|Nelson Mandela with Francois Pienaar (Springbok captain) |
at Rugby World Cup 1995.
South Africa in the second half of the 20th Century was one of the last nations on Earth to retain the institutionalisation and legalisation of racial oppression under the name apartheid. The names Steve Biko, Walter Sisulu, Archbishop Desmond Tutu and others came to be known throughout the world as indigenous leaders of the resistance to apartheid. But by far, the most well known name was that of Nelson Mandela.
Originally espousing violence as a means, albeit one he felt forced into by the brutality of apartheid, Mandela went on to proclaim a nonviolent resistance. Later, when he became the nations Prime Minister he solidified this commitment with nonviolence by seeking to forgive rather than to condemn and punish.
In 1995 when Mandela walked onto the rugby field at Ellis Park, Johannesburg, at the start of the Rugby World Cup final wearing the green Springbok jersey Mandela was signifying not just to his nations people, black and white, but to the entire world, that reconciliation is possible. The green Springbok jersey until that moment had become a hated symbol of apartheid by those opposing sporting contact with South Africa throughout the world, particularly in Australia, New Zealand and the UK.

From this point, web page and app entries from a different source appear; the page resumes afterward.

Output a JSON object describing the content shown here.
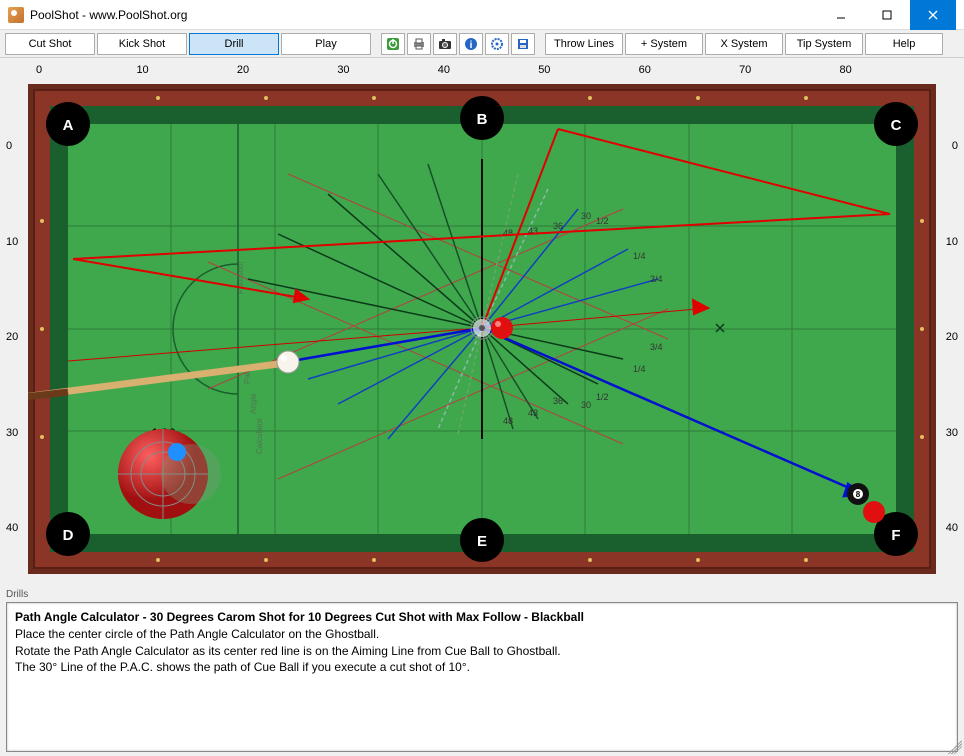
{
  "window": {
    "title": "PoolShot - www.PoolShot.org"
  },
  "toolbar": {
    "cut_shot": "Cut Shot",
    "kick_shot": "Kick Shot",
    "drill": "Drill",
    "play": "Play",
    "throw_lines": "Throw Lines",
    "plus_system": "+ System",
    "x_system": "X System",
    "tip_system": "Tip System",
    "help": "Help"
  },
  "ruler": {
    "top": [
      "0",
      "10",
      "20",
      "30",
      "40",
      "50",
      "60",
      "70",
      "80"
    ],
    "side": [
      "0",
      "10",
      "20",
      "30",
      "40"
    ]
  },
  "pockets": {
    "A": "A",
    "B": "B",
    "C": "C",
    "D": "D",
    "E": "E",
    "F": "F"
  },
  "cue_tip": {
    "angle_label": "10°"
  },
  "angle_labels": {
    "u30": "30",
    "u36": "36",
    "u43": "43",
    "u48": "48",
    "u12": "1/2",
    "u14": "1/4",
    "u34": "3/4",
    "l30": "30",
    "l36": "36",
    "l43": "43",
    "l48": "48",
    "l12": "1/2",
    "l14": "1/4",
    "l34": "3/4"
  },
  "pac_labels": {
    "poolshot": "PoolShot",
    "path": "Path",
    "angle": "Angle",
    "calculator": "Calculator"
  },
  "eight_ball": "8",
  "drills": {
    "panel_label": "Drills",
    "title": "Path Angle Calculator - 30 Degrees Carom Shot for 10 Degrees Cut Shot with Max Follow - Blackball",
    "line1": "Place the center circle of the Path Angle Calculator on the Ghostball.",
    "line2": "Rotate the Path Angle Calculator as its center red line is on the Aiming Line from Cue Ball to Ghostball.",
    "line3": "The 30° Line of the P.A.C. shows the path of Cue Ball if you execute a cut shot of 10°."
  }
}
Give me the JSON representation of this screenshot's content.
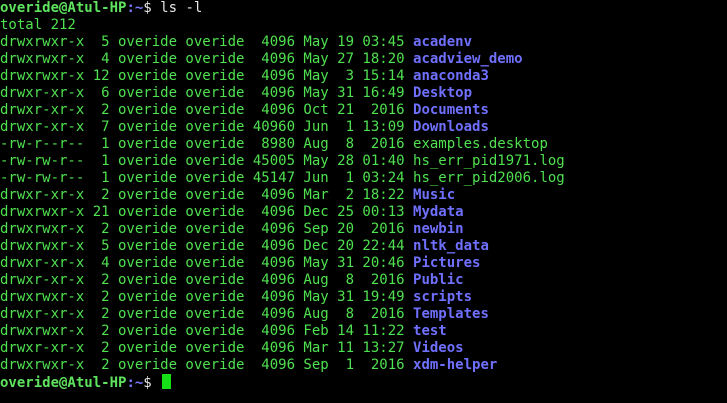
{
  "colors": {
    "background": "#000000",
    "text": "#4fe14f",
    "directory": "#7070ff",
    "cursor": "#16e016"
  },
  "prompt_top": {
    "user_host": "overide@Atul-HP",
    "path": ":~",
    "symbol": "$ ",
    "command": "ls -l"
  },
  "total": "total 212",
  "entries": [
    {
      "meta": "drwxrwxr-x  5 overide overide  4096 May 19 03:45 ",
      "name": "acadenv",
      "type": "dir"
    },
    {
      "meta": "drwxrwxr-x  4 overide overide  4096 May 27 18:20 ",
      "name": "acadview_demo",
      "type": "dir"
    },
    {
      "meta": "drwxrwxr-x 12 overide overide  4096 May  3 15:14 ",
      "name": "anaconda3",
      "type": "dir"
    },
    {
      "meta": "drwxr-xr-x  6 overide overide  4096 May 31 16:49 ",
      "name": "Desktop",
      "type": "dir"
    },
    {
      "meta": "drwxr-xr-x  2 overide overide  4096 Oct 21  2016 ",
      "name": "Documents",
      "type": "dir"
    },
    {
      "meta": "drwxr-xr-x  7 overide overide 40960 Jun  1 13:09 ",
      "name": "Downloads",
      "type": "dir"
    },
    {
      "meta": "-rw-r--r--  1 overide overide  8980 Aug  8  2016 ",
      "name": "examples.desktop",
      "type": "file"
    },
    {
      "meta": "-rw-rw-r--  1 overide overide 45005 May 28 01:40 ",
      "name": "hs_err_pid1971.log",
      "type": "file"
    },
    {
      "meta": "-rw-rw-r--  1 overide overide 45147 Jun  1 03:24 ",
      "name": "hs_err_pid2006.log",
      "type": "file"
    },
    {
      "meta": "drwxr-xr-x  2 overide overide  4096 Mar  2 18:22 ",
      "name": "Music",
      "type": "dir"
    },
    {
      "meta": "drwxrwxr-x 21 overide overide  4096 Dec 25 00:13 ",
      "name": "Mydata",
      "type": "dir"
    },
    {
      "meta": "drwxrwxr-x  2 overide overide  4096 Sep 20  2016 ",
      "name": "newbin",
      "type": "dir"
    },
    {
      "meta": "drwxrwxr-x  5 overide overide  4096 Dec 20 22:44 ",
      "name": "nltk_data",
      "type": "dir"
    },
    {
      "meta": "drwxr-xr-x  4 overide overide  4096 May 31 20:46 ",
      "name": "Pictures",
      "type": "dir"
    },
    {
      "meta": "drwxr-xr-x  2 overide overide  4096 Aug  8  2016 ",
      "name": "Public",
      "type": "dir"
    },
    {
      "meta": "drwxrwxr-x  2 overide overide  4096 May 31 19:49 ",
      "name": "scripts",
      "type": "dir"
    },
    {
      "meta": "drwxr-xr-x  2 overide overide  4096 Aug  8  2016 ",
      "name": "Templates",
      "type": "dir"
    },
    {
      "meta": "drwxrwxr-x  2 overide overide  4096 Feb 14 11:22 ",
      "name": "test",
      "type": "dir"
    },
    {
      "meta": "drwxr-xr-x  2 overide overide  4096 Mar 11 13:27 ",
      "name": "Videos",
      "type": "dir"
    },
    {
      "meta": "drwxrwxr-x  2 overide overide  4096 Sep  1  2016 ",
      "name": "xdm-helper",
      "type": "dir"
    }
  ],
  "prompt_bottom": {
    "user_host": "overide@Atul-HP",
    "path": ":~",
    "symbol": "$ "
  }
}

Yet, there stood a man who had suffered incredibly under the system of apartheid that the Springbok jersey had come to represent. Mandela had moved from being a victim to being a merciful forgiver. Mandela had moved from being a perpetrator of violent means to being a man of peace and justice. When he stood on that field in that jersey, Mandela was announcing that we could all do the same. We could all become peaceful, we could all be forgivers.
At his 90th birthday celebratory concert in London’s Hyde Park, attended by thousands, Nelson Mandela ended his speech by saying that after ninety years of life the work was now in the hands of others.
Let us accept and cherish his gift. Let us continue to work for peace, justice and freedom using the two tools that he left us: compassion and forgiveness.